Irish-born British army veteran who served as a general in the Continental army during the Revolution. He joined Benedict Arnold in a failed attempt to seize Québec in 1775.
British-born pamphleteer and author of Common Sense, a fiery tract that laid out the case for American independence. Later an ardent supporter of the French Revolution, Paine became increasingly radical in his views, publishing the anti-clerical The Age of Reason in 1794, which cost him the support of his American allies.
The wife of President John Adams. ehr own opinions about the course of the American Revolution and urged her husband to take the needs and rights of women into consideration in the construction of the new government.

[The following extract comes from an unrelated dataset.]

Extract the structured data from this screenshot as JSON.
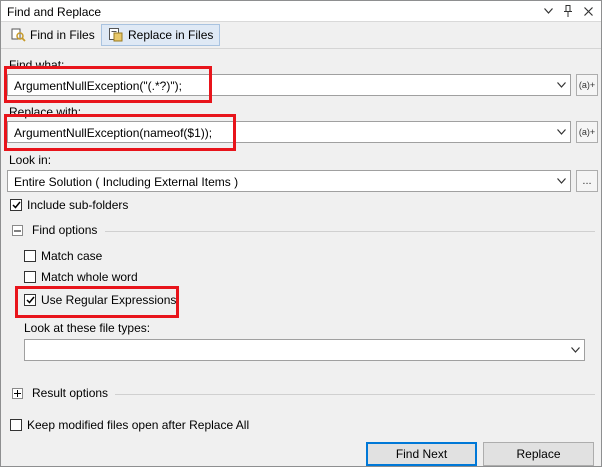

Richard Henry Lee
Virginia planter and revolutionary who served as a member of the Continental Congress. He first introduced the motion asserting America's independence from Britain, which was later supplanted by Thomas Jefferson's more formal and rhetorically moving declaration. Lee went on to become the first U.S. senator from Virginia under the new constitution.
Lord Charles Cornwallis
British general during the Revolutionary War who, having failed to crush Greene's forces in South Carolina, retreated to Virginia, where his defeat at Yorktown marked the beginning of the end for Britain's efforts to suppress the colonial rebellion.
British general who, despite victories on the battlefield, failed to deal a crushing blow to Washington's Continental army. By attacking Philadelphia instead of reinforcing General Burgoyne at Saratoga, also inadvertently contributed to that crucial American victory.
British general who led an ill-fated invasion of upstate New York, suffering a crushing defeat and surrendered to the American general Horatio Gates at Saratoga.
American printer, inventor, statesman, and revolutionary. Franklin first established himself in Philadelphia as a leading newspaper printer, inventor, and author of Poor Richard's Almanac. Franklin later became a leading revolutionary and signatory of the Declaration of Independence. During the Revolutionary War, Franklin served as commissioner to France, securing that nation's support for the American cause.
Comte de Rochambeau
General in command of French forces during the American Revolution, he fought alongside George Washington at Yorktown.
General in command of the Continental army in the Carolina campaign of 1781. The "Fighting Quaker" successfully cleared most of Georgia and South Carolina of British troops despite losing a string of minor battles.
Mohawk chief and Anglican convert who sided with the British during the Revolutionary War, believing that only a British victory could halt American westward expansion.
George Rogers Clark
American frontiersman who captured a series of British forts along the Ohio River during the Revolutionary War.
Admiral de Grasse
French admiral whose fleet blocked British reinforcements, allowing Washington and Rochambeau to trap Cornwallis at Yorktown.